Tis the season for giving and charitability – which I suppose is a good thing since we in America tend to give the middle finger to everyone in need during the rest of the year.
But what amount of your charitable donation actually makes it to the people who need the charity and which charities are conscionable to give to?
This year always brings out the cynic in me – both because I’m sick of all this “goodwill toward men” that has a start and expiration date; and because I’ve been known to give to organizations, unwittingly disobeying my own paradigm of giving.
For instance, I used to give to the Salvation Army ringers every year, to United Way, and two days ago, I realized that I should no longer donate or purchase from Goodwill.
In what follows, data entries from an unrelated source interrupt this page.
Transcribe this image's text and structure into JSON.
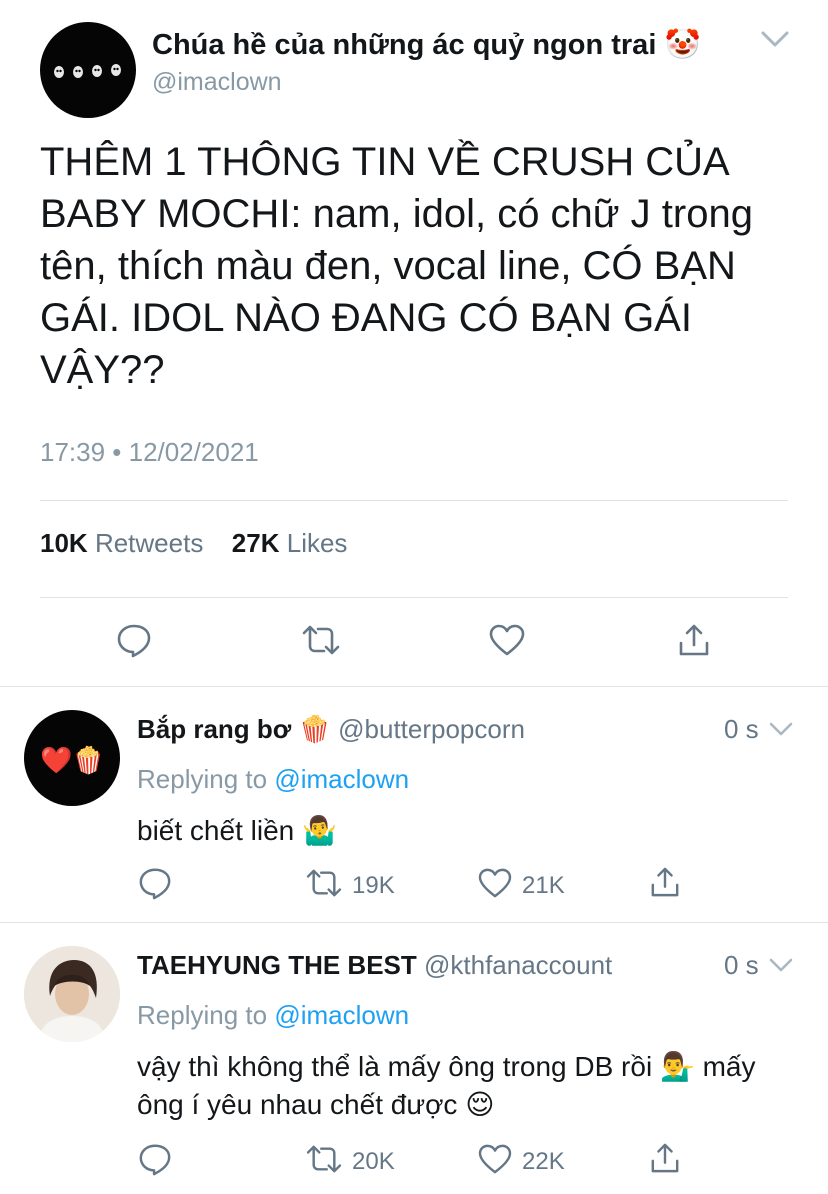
{
  "main_tweet": {
    "display_name": "Chúa hề của những ác quỷ ngon trai",
    "name_emoji": "🤡",
    "handle": "@imaclown",
    "text": "THÊM 1 THÔNG TIN VỀ CRUSH CỦA BABY MOCHI: nam, idol, có chữ J trong tên, thích màu đen, vocal line, CÓ BẠN GÁI. IDOL NÀO ĐANG CÓ BẠN GÁI VẬY??",
    "timestamp": "17:39 • 12/02/2021",
    "retweets_count": "10K",
    "retweets_label": "Retweets",
    "likes_count": "27K",
    "likes_label": "Likes"
  },
  "replies": [
    {
      "display_name": "Bắp rang bơ",
      "name_emoji": "🍿",
      "handle": "@butterpopcorn",
      "time": "0 s",
      "replying_prefix": "Replying to",
      "replying_to": "@imaclown",
      "text": "biết chết liền 🤷‍♂️",
      "retweets": "19K",
      "likes": "21K",
      "avatar_emojis": "❤️🍿"
    },
    {
      "display_name": "TAEHYUNG THE BEST",
      "handle": "@kthfanaccount",
      "time": "0 s",
      "replying_prefix": "Replying to",
      "replying_to": "@imaclown",
      "text": "vậy thì không thể là mấy ông trong DB rồi 💁‍♂️ mấy ông í yêu nhau chết được 😌",
      "retweets": "20K",
      "likes": "22K"
    }
  ],
  "colors": {
    "text": "#14171a",
    "muted": "#657786",
    "light_muted": "#8899a6",
    "link": "#1da1f2",
    "divider": "#dfe3e6"
  },
  "icons": [
    "reply-icon",
    "retweet-icon",
    "like-icon",
    "share-icon",
    "chevron-down-icon"
  ]
}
Technically, The Salvation Army is not a “charity,” but an evangelical protestant church that uses some money to help the needy, but also uses donated money to actively oppress LGBT rights. They have threatened to close soup kitchens if they are forced to follow the same civil rights laws as everyone else when it comes to dealing with gay employees.
This is, of course, ironic, since their mission since being founded in 1865 is “to preach the gospel of Jesus Christ and to meet human needs in His name without discrimination.” The Salvy is the second largest charitable organization in the U.S. and one of the world’s largest providers of social aid – providing disaster relief and assistance to the poor.
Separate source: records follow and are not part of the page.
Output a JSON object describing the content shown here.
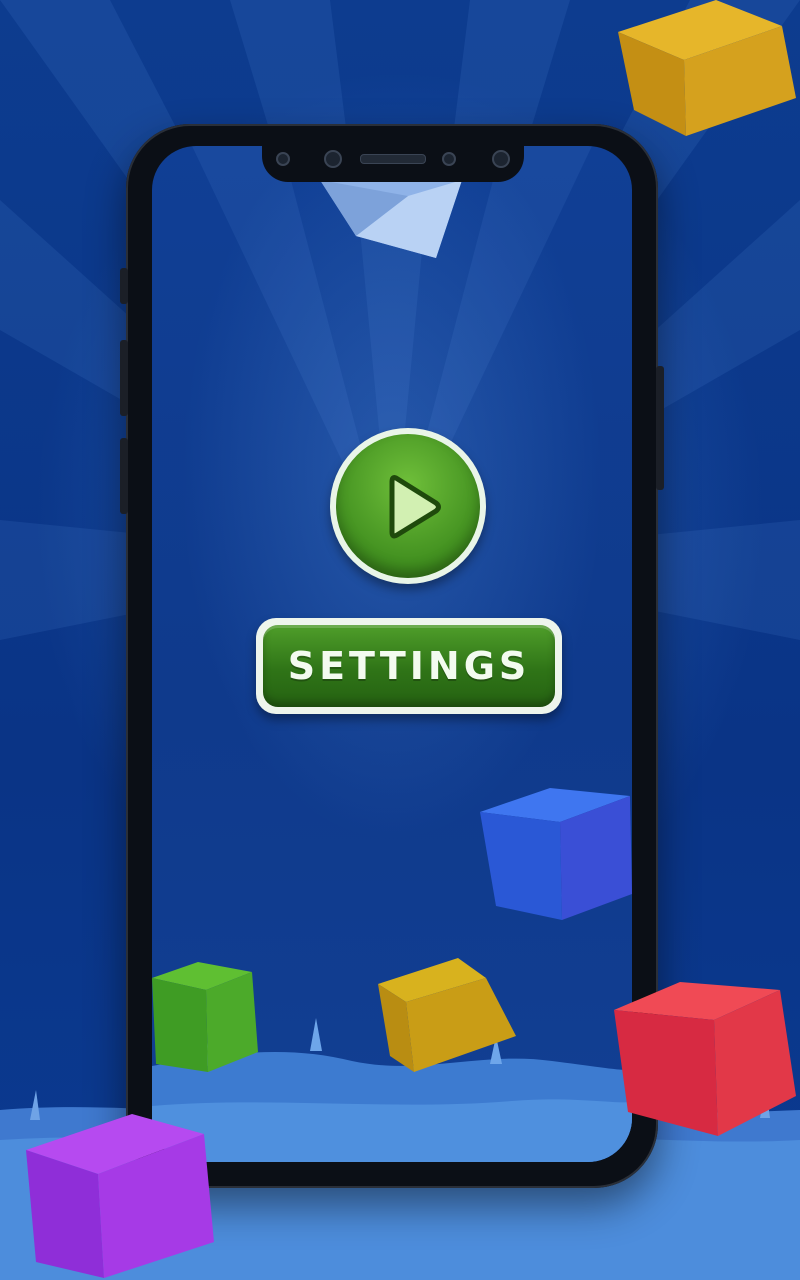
{
  "app": {
    "buttons": {
      "play": {
        "icon": "play-icon"
      },
      "settings": {
        "label": "SETTINGS"
      }
    }
  },
  "colors": {
    "background": "#0c3f95",
    "button_green": "#3f8d1e",
    "button_border": "#eef5ec",
    "ground": "#4a85d6"
  },
  "decor": {
    "cubes": [
      "white",
      "yellow",
      "blue",
      "green",
      "gold",
      "red",
      "purple"
    ]
  }
}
In The Salvy’s own words, “Scripture forbids sexual intimacy between members of the same sex. The Salvation Army believes, therefore, that Christians whose sexual orientation is primarily or exclusively same-sex are called upon to embrace celibacy as a way of life…Likewise, there is no scriptural support for demeaning or mistreating anyone for reason of his or her sexual orientation. The Salvation Army opposes any such abuse…In keeping with these convictions, the services of The Salvation Army are available to all who qualify, without regard to sexual orientation.”
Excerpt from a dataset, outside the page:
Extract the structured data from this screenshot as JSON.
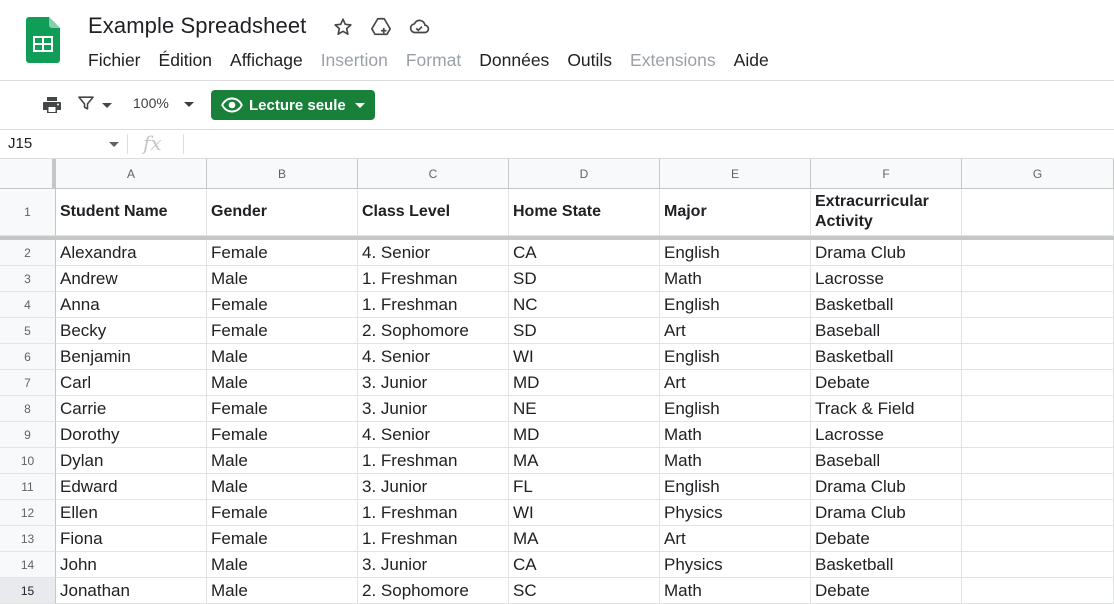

So, basically, the official stance is that homosexuality is wrong, but so is denying Christian charitability to someone in need due to their sexual orientation. That may seem all good and alright to some, but they give some of the money collected during the giving season to organizations with lobbyists who actively fight for anti-gay policies.
For instance, when New Zealand considered passing the Homosexual Law Reform Act in 1986, The Salvy collected signatures against the attempt. The act decriminalized consensual sex between men. In the UK, the Salvy actively pushed for the passage of an amendment to the Local Government Act that stated that authorities “shall not…promote the teaching in any maintained school of the acceptability of homosexuality as a pretended family relationship.” In 2001, The Salvy tried to get a resolution passed in federal government that they could ignore local non-discrimination laws that protected LGBT people. Also in 2001, The Salvy lobbied the Bush administration to deny grants and tax deductions to any cities or states that included LGBT non-discrimination laws.
The same can be said for The United Way. While the official word from The United Way is that they do not discriminate, and while many United Way chapters support many other service organizations, several of which provide services to LGBT people, one of the largest receivers of money from The United Way remains the Boy Scouts of America. And as we all know, the Boy Scouts has taken to blatantly discriminate against LGBT people.
If you do give to The United Way, you should also take the time to designate where you want the funding to go. You can designate on a pledge card one or a few specific organizations that you want to receive your contributions. Or, you can just directly donate to those organizations yourself, bypassing The United Way as a middleman.
In an expose in June, which I found out about two days ago, I learned Goodwill does not deserve your “good will.” The multi-million dollar “non-profit” corporation exploits its disabled workers, sometimes paying as little as 22 center per hour due to a labor law loophole.
The loophole, called the Special Wage Certificate Program, allows non-profit companies to hire disabled workers based on their abilities with no minimum.
The CEO of the company claims that he is doing the disabled workers a favor by giving them the opportunity to be a part of something and that without Goodwill’s “good will” these people would not be employed. This sounds akin to “you should be grateful we’ve hired you at all, take what you are given.”
What is more likely the case is that many of the workers are mentally or emotionally disabled, and may not be able to determine what is right for them and Goodwill is taking full advantage of this fact.
Some Goodwill chapters are going so far as to say they are doing disabled workers a favor by paying sub-minimum wage, claiming that the minimum wage would cause many workers with disabilities to lose their SSI benefits and medical insurance, which is completely false.
Instead of giving your used clothes and items to these scumbags, maybe this charitable season, give it to local charities, such as a second-hand store run by a local shelter, or housing services for domestic violence and sexual assault survivors, local churches to redistribute, or the local food pantry or baby pantry.
Maybe the safest way to avoid being an unintentional asshole with your charitability this year is to give to a local organization that you know much about. Otherwise, you may have some research ahead of you before you drop a dime in the bucket and pat yourself on the back.